This week the Financial Conduct Authority (FCA) and the Korean Financial Services Commission (FSC) signed a “regulatory cooperation agreement”. This new agreement or “Fintech Bridge” will enable the regulators to share information about financial services innovations in their respective markets, including emerging trends and regulatory issues while working to reduce barriers to entry all around. The FCA previously inked a similar agreement with Singapore, an emerging Fintech hub.
— FCA (@TheFCA) July 22, 2016
This FinTech Bridge will make it easier for both the UK and the Republic of Korea to invest in Fintech. Both countries will seek the ability to access each other’s Fintech firms and to facilitate expansion into each other’s markets.
The new Chancellor of the Exchequer, Philip Hammond, explained;
“The newly established FinTech bridge between the UK and the Republic of Korea is an important step for one of this country’s most exciting industries. The government is determined to help the UK FinTech sector to innovate and grow and to ensure that Britain remains the location of choice for FinTech start-ups.”
Hammond was joined by Andrew Baily, Chief Executive of the FCA in his accolades. Bailey called these types of agreements absolutely vital to the UK:

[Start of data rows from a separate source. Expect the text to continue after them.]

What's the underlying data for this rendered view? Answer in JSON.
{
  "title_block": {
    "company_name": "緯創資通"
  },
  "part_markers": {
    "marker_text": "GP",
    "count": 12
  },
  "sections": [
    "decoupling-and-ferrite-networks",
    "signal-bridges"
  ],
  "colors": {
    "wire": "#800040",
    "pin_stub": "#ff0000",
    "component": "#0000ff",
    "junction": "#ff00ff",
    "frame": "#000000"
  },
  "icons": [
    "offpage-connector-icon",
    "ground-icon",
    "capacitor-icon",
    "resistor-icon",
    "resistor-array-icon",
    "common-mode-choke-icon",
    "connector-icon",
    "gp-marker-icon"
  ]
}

‘The UK attracts innovators from around the world and as a result we need to continue our support in this fast moving sector. These Co-operation Agreements are absolutely vital in fostering an environment of FinTech innovation on a global scale. We look forward to working closely with the FSC on our efforts to promote innovation in our respective markets.’

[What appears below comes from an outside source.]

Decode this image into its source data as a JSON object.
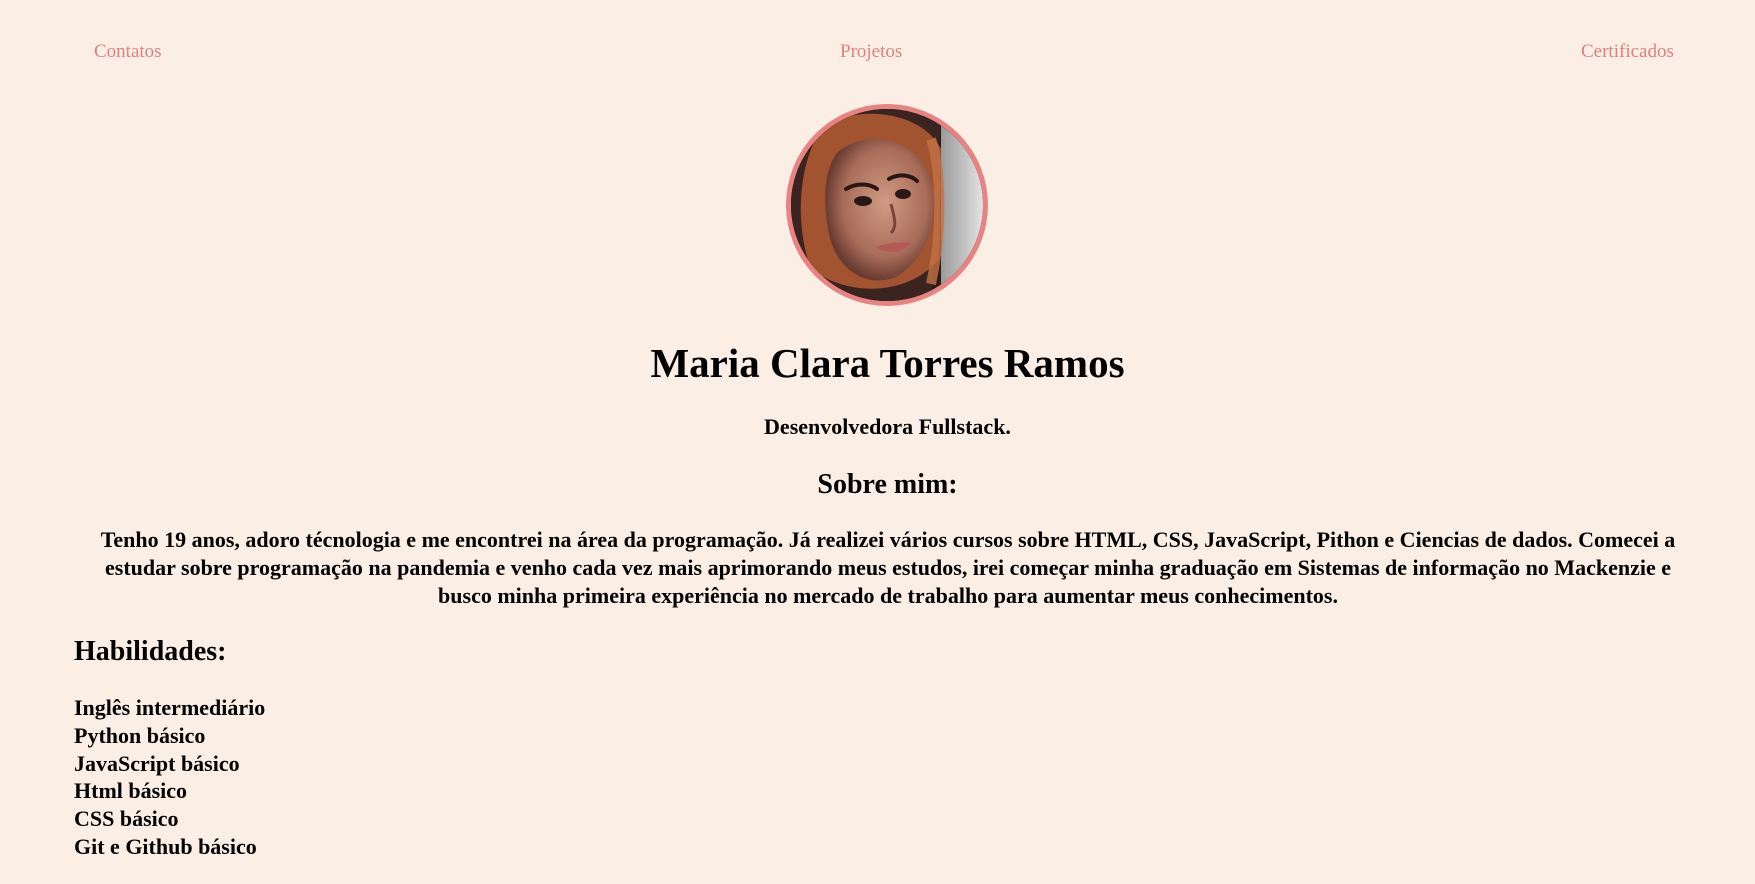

Korea has been a bit slow in the Fintech / alternative finance sector. But that has started to change. The government has been focusing more resources on Fintech overall – and the importance to the region. This past May, the FSC hosted a Fintech event with the French at the Embassy in Korea. Fintech is viewed as a vital part of their financial reform.
Chairman Yim Jong-yong of the FSC delivered a subtle compliment to the Brits and the role regulation has played in fostering a robust Fintech sector;

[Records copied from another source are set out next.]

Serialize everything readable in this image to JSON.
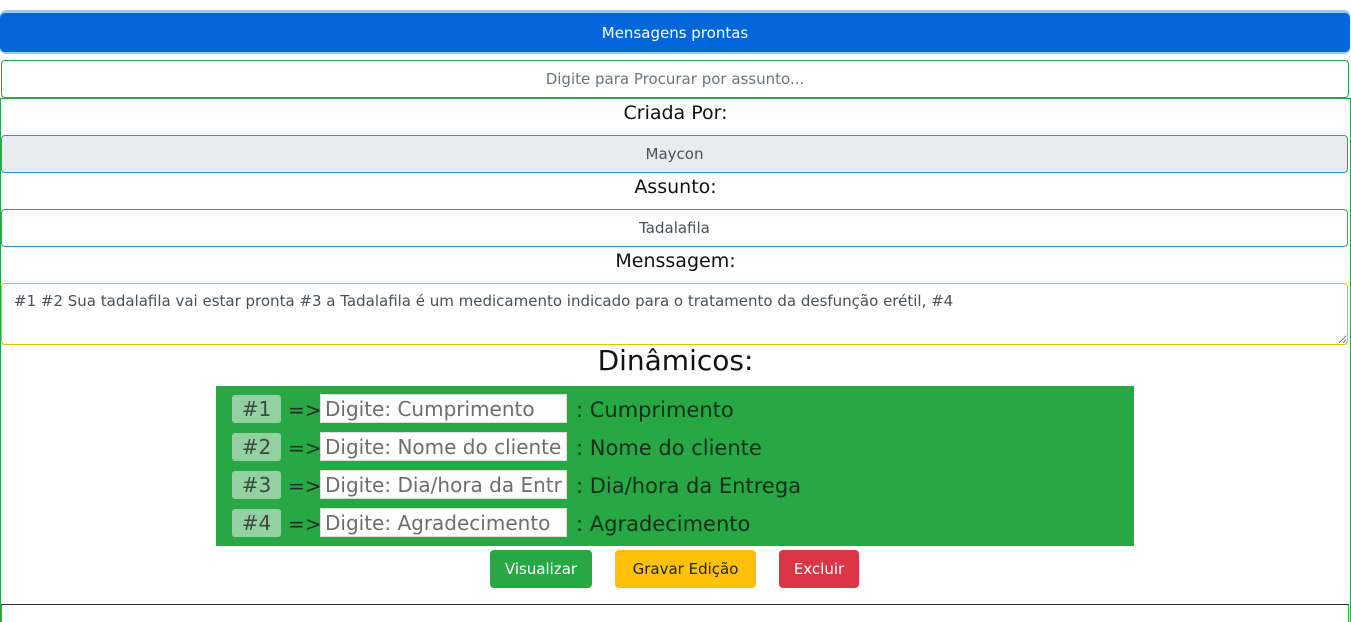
{
  "header": {
    "title": "Mensagens prontas"
  },
  "search": {
    "placeholder": "Digite para Procurar por assunto..."
  },
  "form": {
    "created_by_label": "Criada Por:",
    "created_by_value": "Maycon",
    "subject_label": "Assunto:",
    "subject_value": "Tadalafila",
    "message_label": "Menssagem:",
    "message_value": "#1 #2 Sua tadalafila vai estar pronta #3 a Tadalafila é um medicamento indicado para o tratamento da desfunção erétil, #4"
  },
  "dynamics": {
    "title": "Dinâmicos:",
    "arrow": "=>",
    "rows": [
      {
        "tag": "#1",
        "placeholder": "Digite: Cumprimento",
        "description": ": Cumprimento"
      },
      {
        "tag": "#2",
        "placeholder": "Digite: Nome do cliente",
        "description": ": Nome do cliente"
      },
      {
        "tag": "#3",
        "placeholder": "Digite: Dia/hora da Entrega",
        "description": ": Dia/hora da Entrega"
      },
      {
        "tag": "#4",
        "placeholder": "Digite: Agradecimento",
        "description": ": Agradecimento"
      }
    ]
  },
  "actions": {
    "view_label": "Visualizar",
    "save_label": "Gravar Edição",
    "delete_label": "Excluir"
  },
  "colors": {
    "primary": "#0066da",
    "success": "#28a745",
    "warning": "#ffc107",
    "danger": "#dc3545"
  }
}
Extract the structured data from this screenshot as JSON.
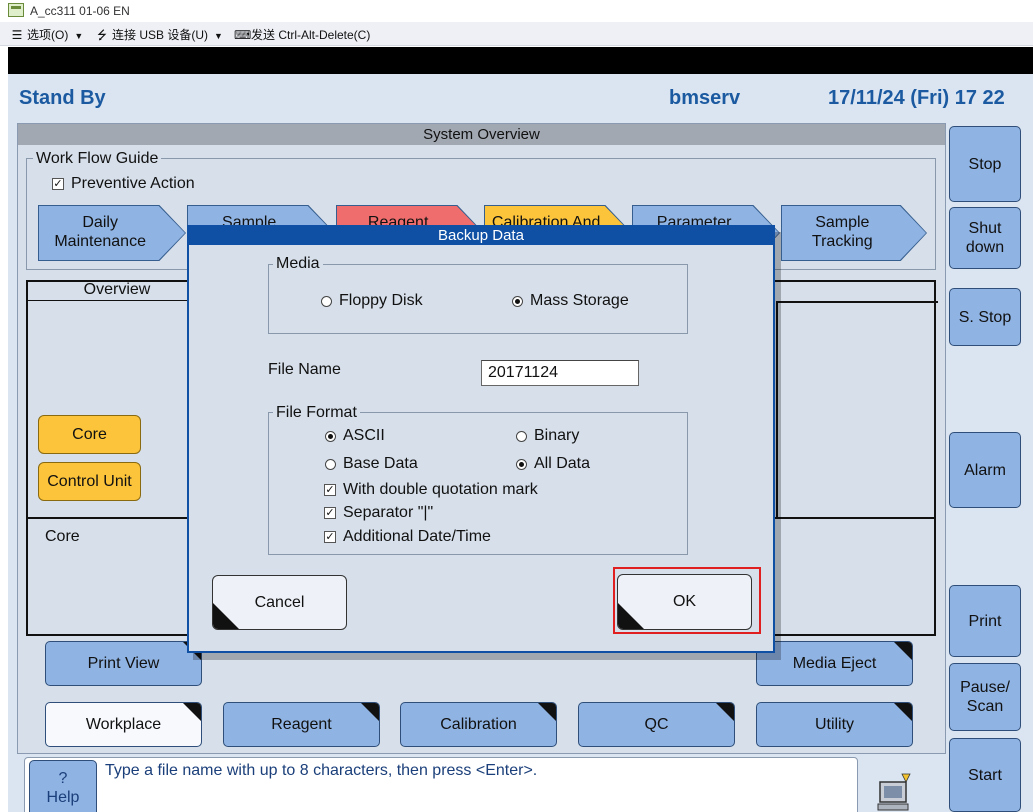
{
  "window": {
    "title": "A_cc311 01-06 EN",
    "menu": [
      {
        "icon": "hamburger-icon",
        "label": "选项(O)"
      },
      {
        "icon": "usb-icon",
        "label": "连接 USB 设备(U)"
      },
      {
        "icon": "keyboard-icon",
        "label": "发送 Ctrl-Alt-Delete(C)"
      }
    ]
  },
  "header": {
    "status": "Stand By",
    "user": "bmserv",
    "datetime": "17/11/24 (Fri) 17 22"
  },
  "panel": {
    "title": "System Overview",
    "workflow_guide_label": "Work Flow Guide",
    "preventive_action_label": "Preventive Action",
    "preventive_action_checked": true,
    "flow_steps": [
      {
        "label": "Daily\nMaintenance",
        "color": "#8fb3e3"
      },
      {
        "label": "Sample",
        "color": "#8fb3e3"
      },
      {
        "label": "Reagent",
        "color": "#f06d6d"
      },
      {
        "label": "Calibration And",
        "color": "#fcc43a"
      },
      {
        "label": "Parameter",
        "color": "#8fb3e3"
      },
      {
        "label": "Sample\nTracking",
        "color": "#8fb3e3"
      }
    ],
    "overview_tab": "Overview",
    "core_button": "Core",
    "control_unit_button": "Control Unit",
    "core_section_label": "Core",
    "print_view_button": "Print View",
    "media_eject_button": "Media Eject"
  },
  "bottom_tabs": [
    {
      "label": "Workplace",
      "active": true
    },
    {
      "label": "Reagent",
      "active": false
    },
    {
      "label": "Calibration",
      "active": false
    },
    {
      "label": "QC",
      "active": false
    },
    {
      "label": "Utility",
      "active": false
    }
  ],
  "side_buttons": {
    "stop": "Stop",
    "shutdown": "Shut\ndown",
    "s_stop": "S. Stop",
    "alarm": "Alarm",
    "print": "Print",
    "pause_scan": "Pause/\nScan",
    "start": "Start"
  },
  "help": {
    "symbol": "?",
    "label": "Help"
  },
  "message": "Type a file name with up to 8 characters, then press <Enter>.",
  "dialog": {
    "title": "Backup Data",
    "media_group": "Media",
    "media_options": [
      {
        "label": "Floppy Disk",
        "selected": false
      },
      {
        "label": "Mass Storage",
        "selected": true
      }
    ],
    "file_name_label": "File Name",
    "file_name_value": "20171124",
    "file_format_group": "File Format",
    "format_options": [
      {
        "label": "ASCII",
        "selected": true
      },
      {
        "label": "Binary",
        "selected": false
      }
    ],
    "data_options": [
      {
        "label": "Base Data",
        "selected": false
      },
      {
        "label": "All Data",
        "selected": true
      }
    ],
    "checkboxes": [
      {
        "label": "With double quotation mark",
        "checked": true
      },
      {
        "label": "Separator \"|\"",
        "checked": true
      },
      {
        "label": "Additional Date/Time",
        "checked": true
      }
    ],
    "cancel_button": "Cancel",
    "ok_button": "OK"
  }
}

“Although Korea is a relative newcomer to FinTech, we have been focusing on developing a regulatory environment that supports rapid growth of the sector. The Fintech Bridge with the UK, which is a pioneer of the industry, will enable Korea to more easily identify and adopt regulatory best practice. It is another step in strengthening the strong financial relationship between Korea and the UK.”
If there was any question as to whether or not new leadership at the FCA meant a lessening of commitment to UK leadership in the Fintech space. The FCA stated the Fintech Bridge is indicative of its commitment to support Fintech “as it continues to go from strength to strength.”
The FCA states that over 60,000 people are employed in UK Fintech generating in excess of £6.6 billion in revenue each year.